Fall is an excellent time to give your pavers and slabs some attention as lawn and garden care winds down. Winter is particularly rough on hardscapes; freeze/thaw cycles, moisture build-up and de-icing salts can all wreak havoc on a concrete surface over time. With a bit of preventative maintenance in the fall, you can limit the effects of winter and extend the life of your pavers and slabs.
Clear the Surface
Before the first snowfall, work to ensure that the surface of your patio or driveway is clear. Metal furniture should be removed to avoid staining the surface with any rust that forms over a damp winter. Leaves and other organic material should also be swept away to prevent decaying leaves from discolouring your pavers during freeze/thaw cycles. We also advise pulling up any plants that have made their way into the cracks between the pavers. Aside from being unsightly, weeds and moss can create issues over time.
Be Careful with De-Icing Salt
As the snow begins to fall late in the season, de-icing salt is the first thing people reach for. However, not all salts are created equal. Salt will corrode your pavers and create pockmarks, especially if used excessively or over long periods of time. The Interlocking Paving Institute recommends using rock salt (sodium chloride) because it does the least damage. However, it may still affect the warranty of your pavers. Calcium chloride and magnesium chloride should be avoided altogether because of their corrosive properties. If you choose to apply salt, follow the manufacturer’s instructions and use it sparingly.

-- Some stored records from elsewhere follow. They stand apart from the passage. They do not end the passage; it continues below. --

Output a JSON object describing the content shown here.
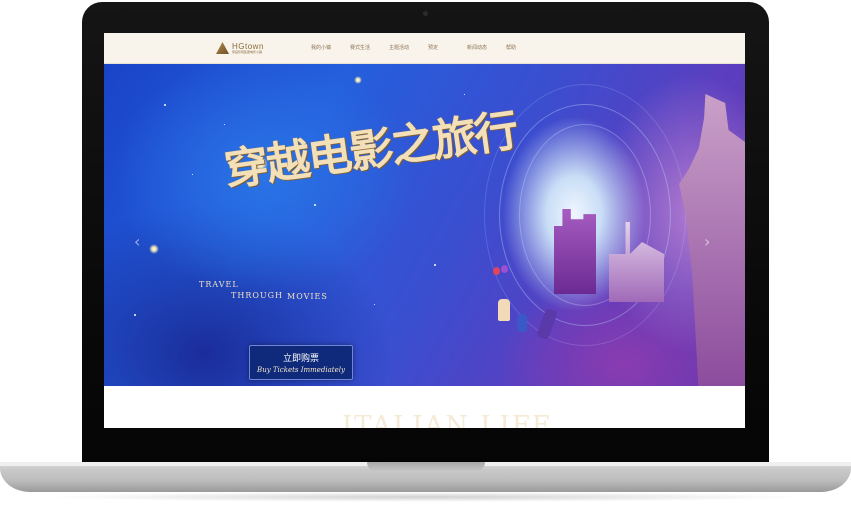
{
  "site": {
    "logo": {
      "name": "HGtown",
      "tagline": "家庭影院集团电影小镇"
    },
    "nav": [
      "我的小镇",
      "赛式生活",
      "主题活动",
      "预定",
      "新闻动态",
      "帮助"
    ]
  },
  "hero": {
    "title_cn": "穿越电影之旅行",
    "title_en": [
      "TRAVEL",
      "THROUGH",
      "MOVIES"
    ],
    "cta": {
      "cn": "立即购票",
      "en": "Buy Tickets Immediately"
    },
    "prev_arrow": "‹",
    "next_arrow": "›",
    "slides": 3,
    "active_slide": 1
  },
  "section": {
    "watermark": "ITALIAN LIFE"
  },
  "colors": {
    "nav_bg": "#f8f4ec",
    "nav_text": "#8d7352",
    "cta_bg": "#0f2a7a",
    "title_gold": "#f3dfb8"
  }
}
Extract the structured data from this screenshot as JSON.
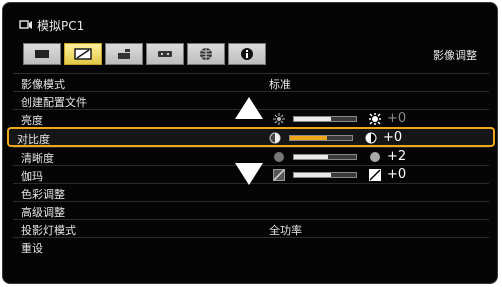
{
  "header": {
    "source_label": "模拟PC1",
    "menu_title": "影像调整"
  },
  "tabs": [
    {
      "name": "screen-tab"
    },
    {
      "name": "image-adjust-tab",
      "active": true
    },
    {
      "name": "projector-settings-tab"
    },
    {
      "name": "network-tab"
    },
    {
      "name": "globe-tab"
    },
    {
      "name": "info-tab"
    }
  ],
  "rows": {
    "image_mode": {
      "label": "影像模式",
      "value": "标准"
    },
    "create_profile": {
      "label": "创建配置文件"
    },
    "brightness": {
      "label": "亮度",
      "value": "+0",
      "level": 0.6
    },
    "contrast": {
      "label": "对比度",
      "value": "+0",
      "level": 0.6
    },
    "sharpness": {
      "label": "清晰度",
      "value": "+2",
      "level": 0.55
    },
    "gamma": {
      "label": "伽玛",
      "value": "+0",
      "level": 0.6
    },
    "color_adjust": {
      "label": "色彩调整"
    },
    "advanced_adjust": {
      "label": "高级调整"
    },
    "lamp_mode": {
      "label": "投影灯模式",
      "value": "全功率"
    },
    "reset": {
      "label": "重设"
    }
  },
  "colors": {
    "accent": "#f0a81b",
    "background": "#050505",
    "text": "#e6e6e6"
  }
}
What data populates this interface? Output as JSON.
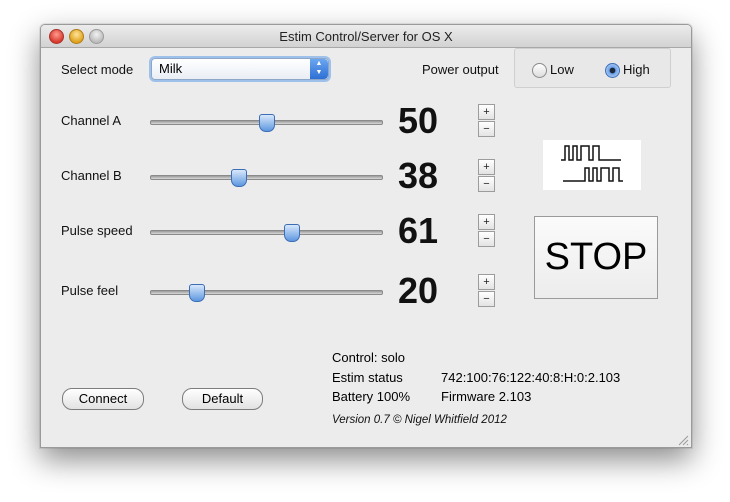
{
  "window": {
    "title": "Estim Control/Server for OS X"
  },
  "mode": {
    "label": "Select mode",
    "selected": "Milk"
  },
  "power": {
    "label": "Power output",
    "low_label": "Low",
    "high_label": "High",
    "selected": "High"
  },
  "channels": [
    {
      "label": "Channel A",
      "value": "50",
      "level": 50
    },
    {
      "label": "Channel B",
      "value": "38",
      "level": 38
    },
    {
      "label": "Pulse speed",
      "value": "61",
      "level": 61
    },
    {
      "label": "Pulse feel",
      "value": "20",
      "level": 20
    }
  ],
  "stepper": {
    "plus": "+",
    "minus": "−"
  },
  "stop_label": "STOP",
  "buttons": {
    "connect": "Connect",
    "default": "Default"
  },
  "status": {
    "control": "Control: solo",
    "estim_label": "Estim status",
    "estim_value": "742:100:76:122:40:8:H:0:2.103",
    "battery": "Battery 100%",
    "firmware": "Firmware 2.103",
    "version": "Version 0.7 © Nigel Whitfield 2012"
  },
  "icons": {
    "pulse": "pulse-waveform-icon"
  },
  "colors": {
    "accent": "#5d97e0",
    "window_bg": "#ececec"
  }
}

It doesn’t take much to extend the life of your paving stones. This fall, set some time aside to maintain your hardscapes and keep them looking their best.